Mr Ryan Mcvey1
1Queensland Health – Darling Downs, Toowoomba, Australia
Within the public health system, allied health services are consistently required to demonstrate value whilst identifying and optimising additional efficiencies. Timely access to accurate and relevant data necessary to achieve this is often challenging, particularly where resourcing is variable.
An allied health data and informatics position was established with appointment conditional on qualification in a relevant allied health profession. Key role objectives focussed on improving reporting, increasing performance, assisting managers to create local service changes and implementing a cohesive approach to allied health data utilisation.
Results were assessed 18 months after implementation using:
1) Changes in divisional performance indicators, and
2) A survey of users (managers and clinicians) accessing reporting solutions.
The overall results suggest that dedicated informatics resources improve allied health performance metrics and facilitate effective manager performance.

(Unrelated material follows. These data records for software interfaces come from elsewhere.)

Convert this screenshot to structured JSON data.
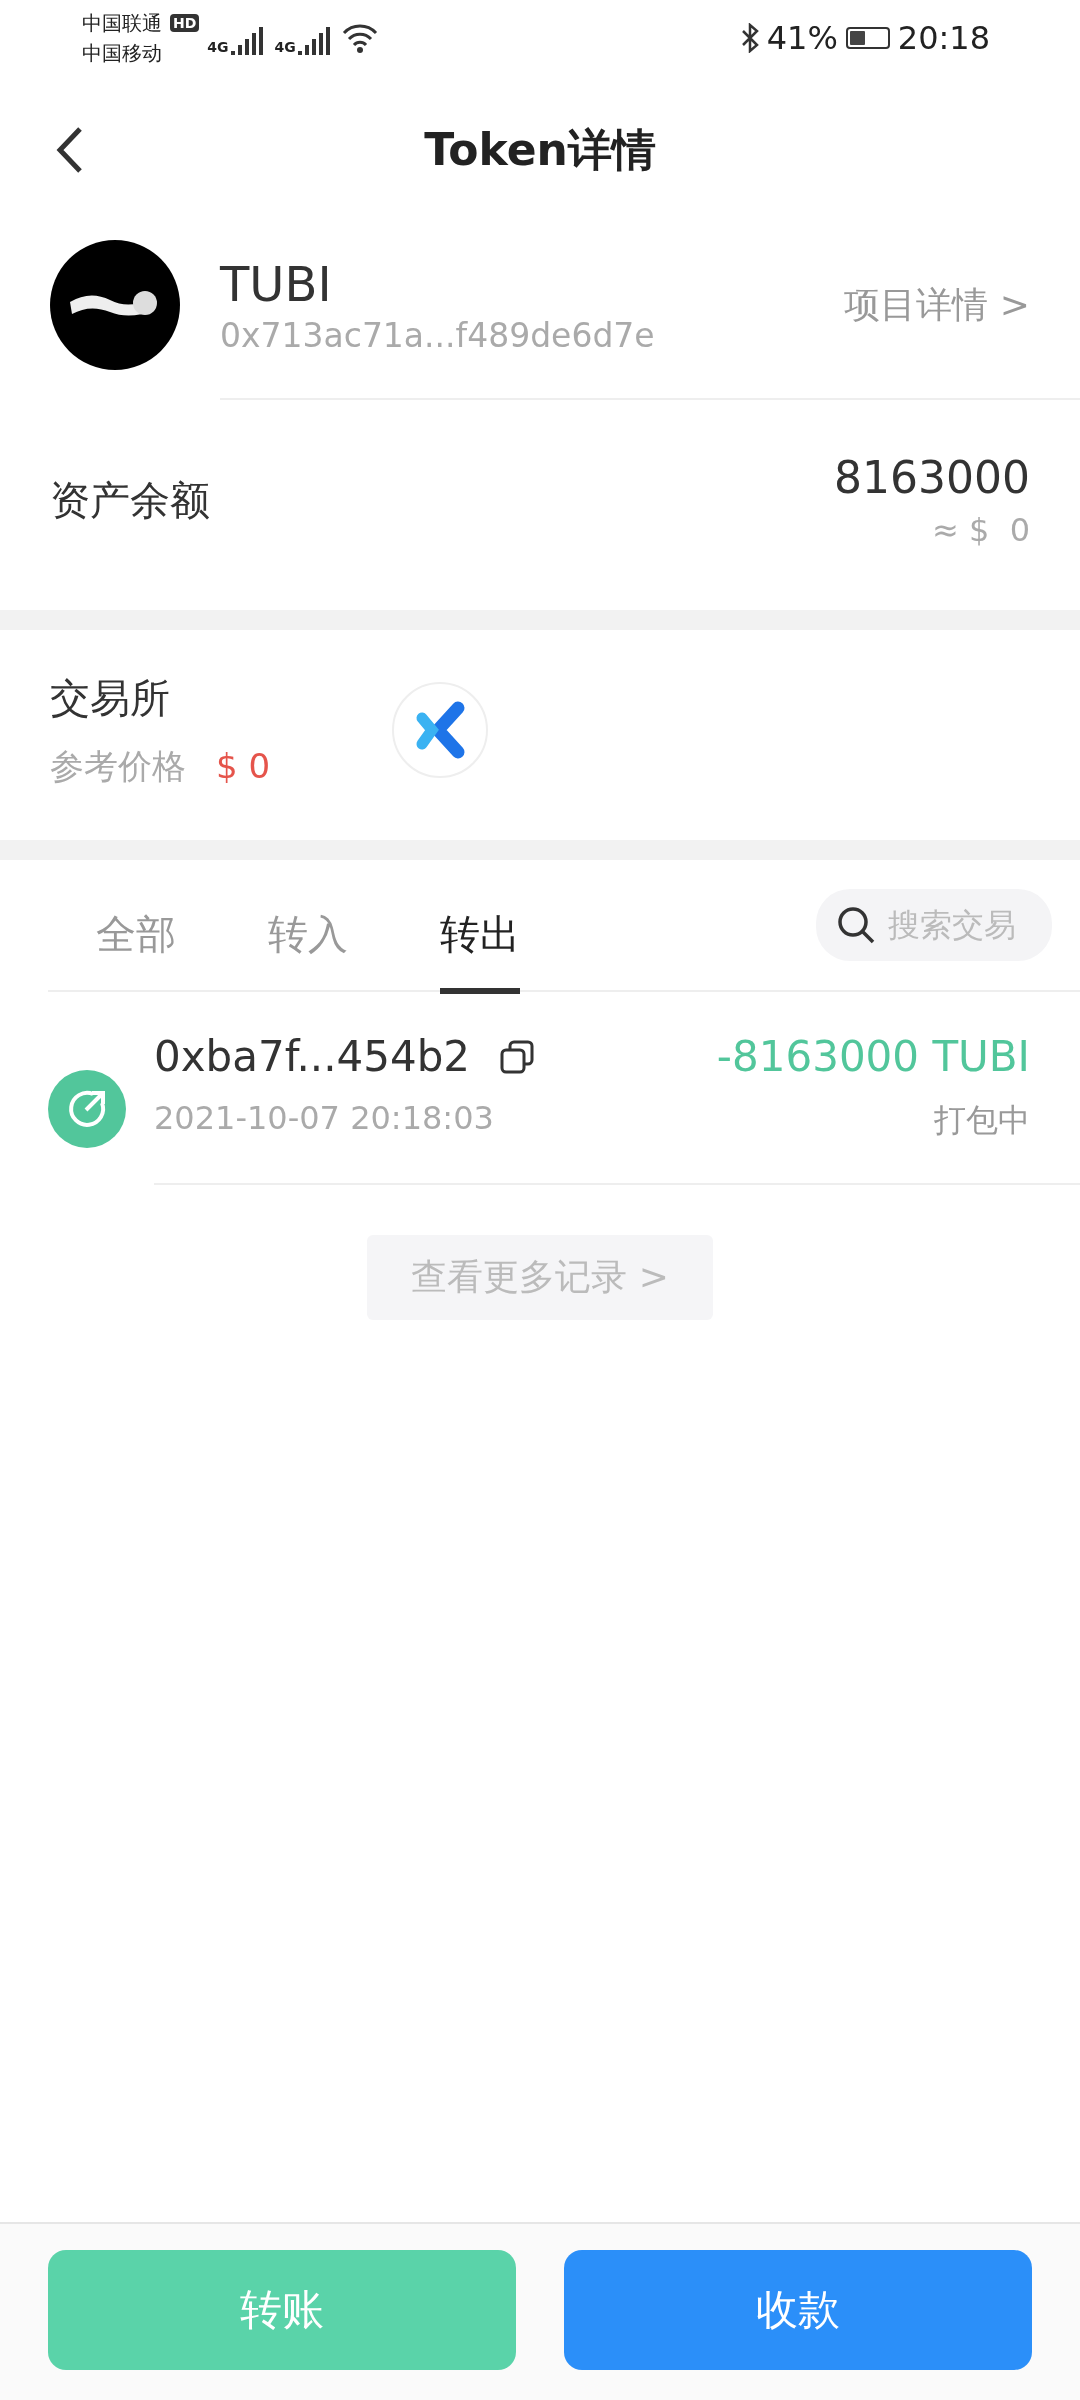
{
  "status_bar": {
    "carriers": [
      "中国联通",
      "中国移动"
    ],
    "hd_badge": "HD",
    "networks": [
      "4G",
      "4G"
    ],
    "battery_text": "41%",
    "time": "20:18"
  },
  "header": {
    "title": "Token详情"
  },
  "token": {
    "name": "TUBI",
    "address": "0x713ac71a...f489de6d7e",
    "details_link": "项目详情 >"
  },
  "balance": {
    "label": "资产余额",
    "amount": "8163000",
    "fiat": "≈ $  0"
  },
  "exchange": {
    "label": "交易所",
    "price_label": "参考价格",
    "price": "$ 0"
  },
  "tabs": [
    {
      "label": "全部",
      "selected": false
    },
    {
      "label": "转入",
      "selected": false
    },
    {
      "label": "转出",
      "selected": true
    }
  ],
  "search": {
    "placeholder": "搜索交易"
  },
  "transactions": [
    {
      "hash": "0xba7f...454b2",
      "time": "2021-10-07 20:18:03",
      "amount": "-8163000 TUBI",
      "status": "打包中",
      "kind": "out"
    }
  ],
  "more_button": "查看更多记录 >",
  "buttons": [
    {
      "label": "转账",
      "kind": "send"
    },
    {
      "label": "收款",
      "kind": "receive"
    }
  ]
}
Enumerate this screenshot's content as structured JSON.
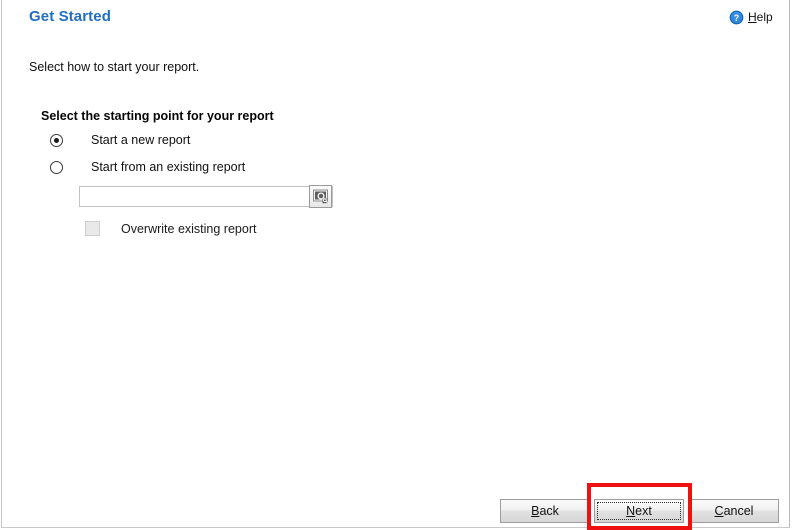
{
  "window": {
    "title": "Get Started",
    "title_color": "#1f6fc4",
    "background_color": "#ffffff"
  },
  "header": {
    "title": "Get Started",
    "help": {
      "label_first_letter": "H",
      "label_rest": "elp",
      "label_full": "Help",
      "icon": "help-circle-icon",
      "icon_color": "#1f6fc4"
    }
  },
  "main": {
    "intro_text": "Select how to start your report.",
    "group_label": "Select the starting point for your report",
    "radio_options": [
      {
        "label": "Start a new report",
        "selected": true
      },
      {
        "label": "Start from an existing report",
        "selected": false
      }
    ],
    "existing_report_picker": {
      "value": "",
      "placeholder": "",
      "browse_icon": "browse-search-icon",
      "enabled": false
    },
    "overwrite_checkbox": {
      "label": "Overwrite existing report",
      "checked": false,
      "enabled": false
    }
  },
  "footer": {
    "buttons": [
      {
        "label": "Back",
        "accel": "B",
        "rest": "ack",
        "focused": false,
        "highlighted": false
      },
      {
        "label": "Next",
        "accel": "N",
        "rest": "ext",
        "focused": true,
        "highlighted": true
      },
      {
        "label": "Cancel",
        "accel": "C",
        "rest": "ancel",
        "focused": false,
        "highlighted": false
      }
    ]
  },
  "annotation": {
    "type": "rectangle",
    "color": "#ee1111",
    "target": "Next"
  }
}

Through the development of a suite of simple reporting solutions as well as targeted education activities, managers and senior clinicians reported:

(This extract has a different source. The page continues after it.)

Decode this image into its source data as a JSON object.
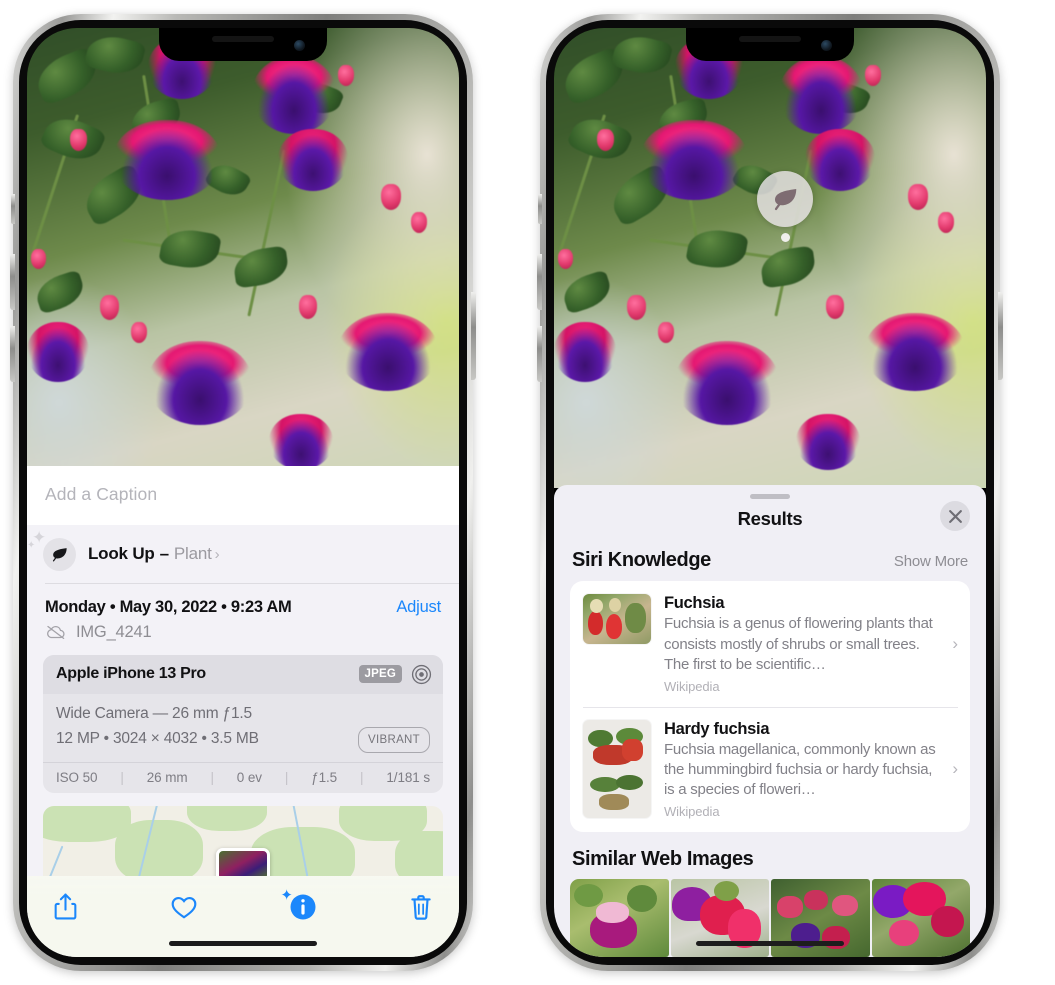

- Improved confidence in independently accessing, interpreting and using the required data, including successfully advocating for additional staffing;
- Improved visibility of allied health services provided across 29 facilities, covering more than 90,000km2.
Additionally, an increase in clinical events and improved patient access times (>50% improvement) were observed. Local and statewide networks were developed for collaboration and resource development, resulting in the creation of similar roles in other health services.
Four key enablers for success were identified:
- Executive support
- Incumbent possesses detailed knowledge of allied health models and context
- Timely access to relevant and accurate data
- Focus on improving data literacy
Allied Health services typically capture large volumes of data. Until staff have both timely access to the required data and the skills to accurately interrogate that data, the full potential of the data sets stored will not be realised. This project provides important lessons for allied health services that aspire to understand and utilise available data.
With a background as a physiotherapist in both Australia and the UK, Ryan McVey has a detailed understanding of allied health service delivery models. He uses this knowledge to create informative and engaging reporting solutions that assist managers to understand their services and demonstrate the value that allied health services adds to an organisation. As the Allied Health Workforce Development Officer – Data and Informatics within Darling Downs Health he is responsible for driving the digital agenda for allied health.